BRIEF:
Repeat back the entries that follow, keeping every word as it is.

RECORDS SHOWN:
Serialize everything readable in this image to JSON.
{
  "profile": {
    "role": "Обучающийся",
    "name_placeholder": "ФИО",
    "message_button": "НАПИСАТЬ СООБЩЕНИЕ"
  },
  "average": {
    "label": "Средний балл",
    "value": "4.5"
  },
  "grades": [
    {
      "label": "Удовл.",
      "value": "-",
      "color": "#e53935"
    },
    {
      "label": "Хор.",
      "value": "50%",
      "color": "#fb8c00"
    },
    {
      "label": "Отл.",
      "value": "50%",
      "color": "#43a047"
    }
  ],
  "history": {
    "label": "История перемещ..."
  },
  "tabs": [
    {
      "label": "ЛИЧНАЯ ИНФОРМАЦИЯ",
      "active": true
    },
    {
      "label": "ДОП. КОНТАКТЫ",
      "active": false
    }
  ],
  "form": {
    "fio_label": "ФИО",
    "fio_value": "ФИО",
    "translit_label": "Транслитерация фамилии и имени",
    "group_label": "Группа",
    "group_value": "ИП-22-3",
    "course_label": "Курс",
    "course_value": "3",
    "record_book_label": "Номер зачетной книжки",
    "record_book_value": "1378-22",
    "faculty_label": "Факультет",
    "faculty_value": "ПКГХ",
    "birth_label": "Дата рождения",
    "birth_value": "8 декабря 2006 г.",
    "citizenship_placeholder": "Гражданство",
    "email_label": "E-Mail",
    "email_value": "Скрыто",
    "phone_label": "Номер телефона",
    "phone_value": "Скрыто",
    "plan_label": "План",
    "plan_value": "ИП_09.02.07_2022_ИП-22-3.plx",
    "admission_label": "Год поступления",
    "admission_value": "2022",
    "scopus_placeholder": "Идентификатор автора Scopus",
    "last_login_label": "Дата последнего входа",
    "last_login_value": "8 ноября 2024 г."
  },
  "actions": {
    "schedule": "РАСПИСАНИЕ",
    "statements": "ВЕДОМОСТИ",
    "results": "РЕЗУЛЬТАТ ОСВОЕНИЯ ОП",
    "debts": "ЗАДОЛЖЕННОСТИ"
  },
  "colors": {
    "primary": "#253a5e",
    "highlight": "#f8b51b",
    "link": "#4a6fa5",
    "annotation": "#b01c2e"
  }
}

EXERCISE RESPONSE:
Serialize everything readable in this image to JSON.
{
  "profile": {
    "role": "Обучающийся",
    "name_placeholder": "ФИО",
    "message_button": "НАПИСАТЬ СООБЩЕНИЕ"
  },
  "average": {
    "label": "Средний балл",
    "value": "4.5"
  },
  "grades": [
    {
      "label": "Удовл.",
      "value": "-",
      "color": "#e53935"
    },
    {
      "label": "Хор.",
      "value": "50%",
      "color": "#fb8c00"
    },
    {
      "label": "Отл.",
      "value": "50%",
      "color": "#43a047"
    }
  ],
  "history": {
    "label": "История перемещ..."
  },
  "tabs": [
    {
      "label": "ЛИЧНАЯ ИНФОРМАЦИЯ",
      "active": true
    },
    {
      "label": "ДОП. КОНТАКТЫ",
      "active": false
    }
  ],
  "form": {
    "fio_label": "ФИО",
    "fio_value": "ФИО",
    "translit_label": "Транслитерация фамилии и имени",
    "group_label": "Группа",
    "group_value": "ИП-22-3",
    "course_label": "Курс",
    "course_value": "3",
    "record_book_label": "Номер зачетной книжки",
    "record_book_value": "1378-22",
    "faculty_label": "Факультет",
    "faculty_value": "ПКГХ",
    "birth_label": "Дата рождения",
    "birth_value": "8 декабря 2006 г.",
    "citizenship_placeholder": "Гражданство",
    "email_label": "E-Mail",
    "email_value": "Скрыто",
    "phone_label": "Номер телефона",
    "phone_value": "Скрыто",
    "plan_label": "План",
    "plan_value": "ИП_09.02.07_2022_ИП-22-3.plx",
    "admission_label": "Год поступления",
    "admission_value": "2022",
    "scopus_placeholder": "Идентификатор автора Scopus",
    "last_login_label": "Дата последнего входа",
    "last_login_value": "8 ноября 2024 г."
  },
  "actions": {
    "schedule": "РАСПИСАНИЕ",
    "statements": "ВЕДОМОСТИ",
    "results": "РЕЗУЛЬТАТ ОСВОЕНИЯ ОП",
    "debts": "ЗАДОЛЖЕННОСТИ"
  },
  "colors": {
    "primary": "#253a5e",
    "highlight": "#f8b51b",
    "link": "#4a6fa5",
    "annotation": "#b01c2e"
  }
}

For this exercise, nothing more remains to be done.